In the 2018-2019 financial year, the Australian Government issued just over 2 million passports – about 8,470 passports every working day.  57% of Aussies (about 14 million people) hold a passport, and 9 million Aussies use their passport each and every year. They are the most technologically advanced identification document we have, designed to streamline the identity confirmation process and get you into your destination faster. But what is it about our passports here in Australia that keeps them so secure?

 

Where did the need for biometric passports come from?

Biometric passports had been researched since 1995 as a way to make them more secure. Documents before the invention of biometric passports could be easily forged or stolen and used to create fake identities. Using a password system was too difficult and not secure enough, so biometric data made the most logical sense to increase security.

The terrorist attacks of September 11, 2001 highlighted the need for tighter border security and passport data, and the production of biometrically secure passports became essential. The US Government set standards that by October 2004, any country wishing to participate in the US Visa-Waiver scheme must have a biometric passport programme in place.

Australia was heavily involved in the framing for international standards for biometric passports, and in 2005, we issued some of the first biometrics passports anywhere in the world.

 

So what is it about our Australian ePassports that makes them so secure?

Our Aussie passports are designed and manufactured in Melbourne at Note Printing Australia, owned by the Reserve Bank of Australia. Every aspect of the design and production of our passports are developed to be durable and hard to copy – from the individual page designs and the materials, right down to the laminate and thread. There are over 50 advanced security measures included in these little booklets, many of which can only be seen under UV light. They are then printed by the same high-security printing technology used to print our banknotes.

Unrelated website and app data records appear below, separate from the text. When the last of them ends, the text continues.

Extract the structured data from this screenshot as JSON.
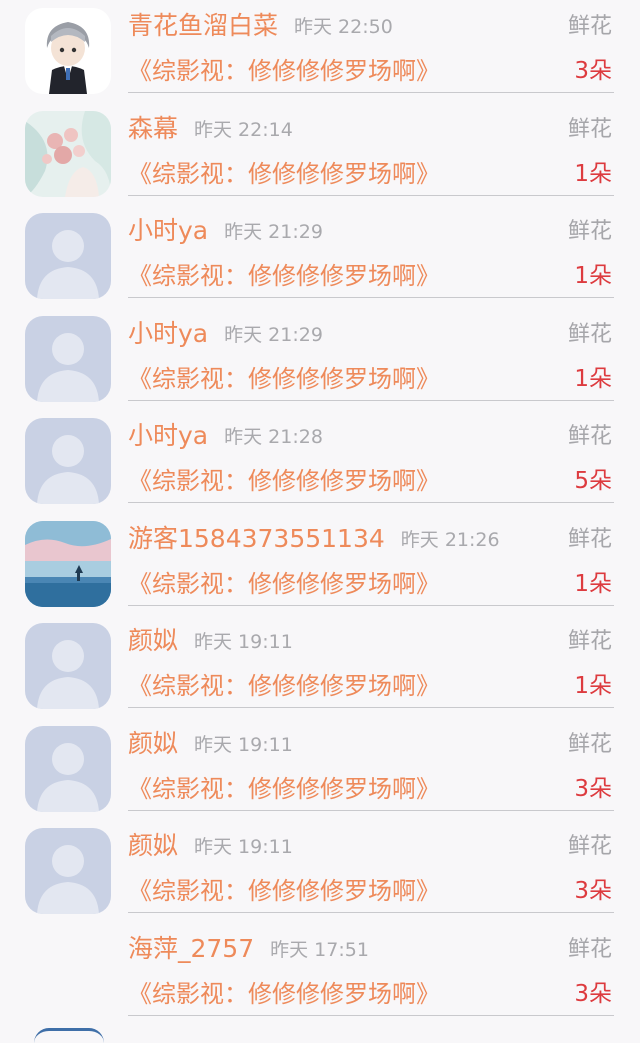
{
  "gift_label": "鲜花",
  "rows": [
    {
      "user": "青花鱼溜白菜",
      "time": "昨天 22:50",
      "book": "《综影视：修修修修罗场啊》",
      "count": "3朵",
      "avatar": "chibi"
    },
    {
      "user": "森幕",
      "time": "昨天 22:14",
      "book": "《综影视：修修修修罗场啊》",
      "count": "1朵",
      "avatar": "flowers"
    },
    {
      "user": "小时ya",
      "time": "昨天 21:29",
      "book": "《综影视：修修修修罗场啊》",
      "count": "1朵",
      "avatar": "default"
    },
    {
      "user": "小时ya",
      "time": "昨天 21:29",
      "book": "《综影视：修修修修罗场啊》",
      "count": "1朵",
      "avatar": "default"
    },
    {
      "user": "小时ya",
      "time": "昨天 21:28",
      "book": "《综影视：修修修修罗场啊》",
      "count": "5朵",
      "avatar": "default"
    },
    {
      "user": "游客1584373551134",
      "time": "昨天 21:26",
      "book": "《综影视：修修修修罗场啊》",
      "count": "1朵",
      "avatar": "sea"
    },
    {
      "user": "颜姒",
      "time": "昨天 19:11",
      "book": "《综影视：修修修修罗场啊》",
      "count": "1朵",
      "avatar": "default"
    },
    {
      "user": "颜姒",
      "time": "昨天 19:11",
      "book": "《综影视：修修修修罗场啊》",
      "count": "3朵",
      "avatar": "default"
    },
    {
      "user": "颜姒",
      "time": "昨天 19:11",
      "book": "《综影视：修修修修罗场啊》",
      "count": "3朵",
      "avatar": "default"
    },
    {
      "user": "海萍_2757",
      "time": "昨天 17:51",
      "book": "《综影视：修修修修罗场啊》",
      "count": "3朵",
      "avatar": "none"
    }
  ]
}
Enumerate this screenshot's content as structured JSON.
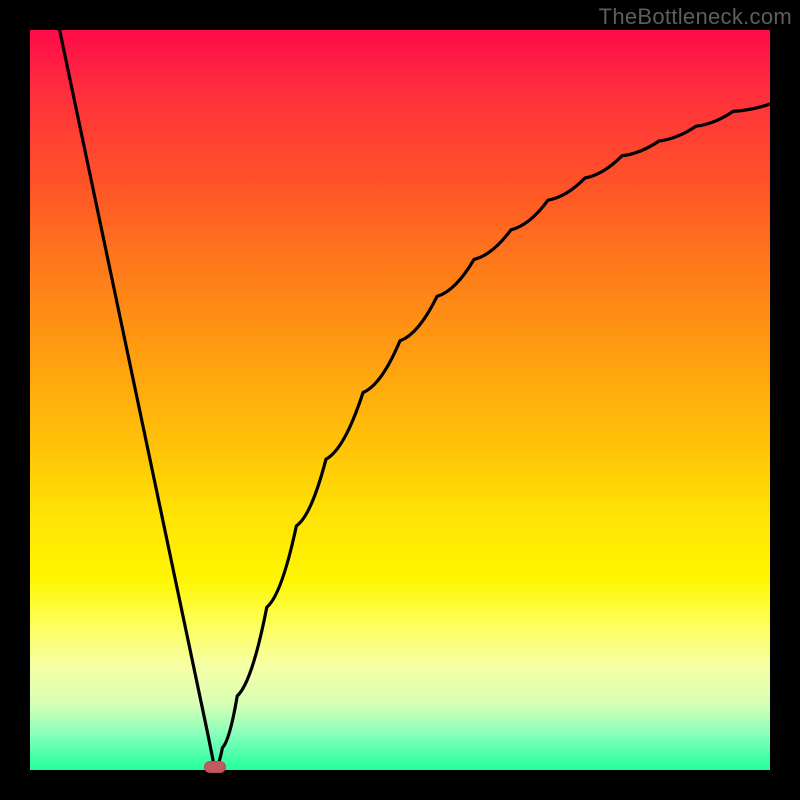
{
  "watermark": "TheBottleneck.com",
  "colors": {
    "background": "#000000",
    "curve": "#000000",
    "min_marker": "#c4595f"
  },
  "chart_data": {
    "type": "line",
    "title": "",
    "xlabel": "",
    "ylabel": "",
    "xlim": [
      0,
      100
    ],
    "ylim": [
      0,
      100
    ],
    "grid": false,
    "description": "Bottleneck-style V curve: steep linear drop from x≈4 at y=100 to minimum near x≈25 y≈0, then a concave rise toward y≈90 at x=100.",
    "series": [
      {
        "name": "bottleneck-curve",
        "x": [
          4,
          8,
          12,
          16,
          20,
          24,
          25,
          26,
          28,
          32,
          36,
          40,
          45,
          50,
          55,
          60,
          65,
          70,
          75,
          80,
          85,
          90,
          95,
          100
        ],
        "y": [
          100,
          81,
          62,
          43,
          24,
          5,
          0,
          3,
          10,
          22,
          33,
          42,
          51,
          58,
          64,
          69,
          73,
          77,
          80,
          83,
          85,
          87,
          89,
          90
        ]
      }
    ],
    "minimum": {
      "x_pct": 25,
      "y_pct": 0
    }
  }
}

However, it is what is inside our passports that really counts. The contactless chip contains the passport bearer’s name, sex, date of birth, nationality, passport number and expiry date, with security features to stop this information from being tampered with. The image you use in your passport application is compared against 26 million images in the Australian Government’s passport photograph database to confirm identity and stop fraud. In the 2018-2019 financial year, 121 applications were not processed on suspicion of dishonesty or fraud. If the image in the passport or on the chip is off by even one pixel, customs officers will be alerted.

The photo stored on the chip is then compared with the one in the passport, as well as to the person presenting the passport. Now that this biometric data is compared by machines and not by a human being, the likelihood of being successful using a fake or stolen passport is essentially impossible.

This digitised system also made it easier to stop stolen or lost passports being used, as passports are “cancelled’ in the same way you cancel a lost or stolen credit card.

We really do take for granted the 180+ security checks used to establish our identity in a way that we can carry with us easily on our travels. Australia’s advanced passport technology enables us to travel with minimal difficulty to 181 countries.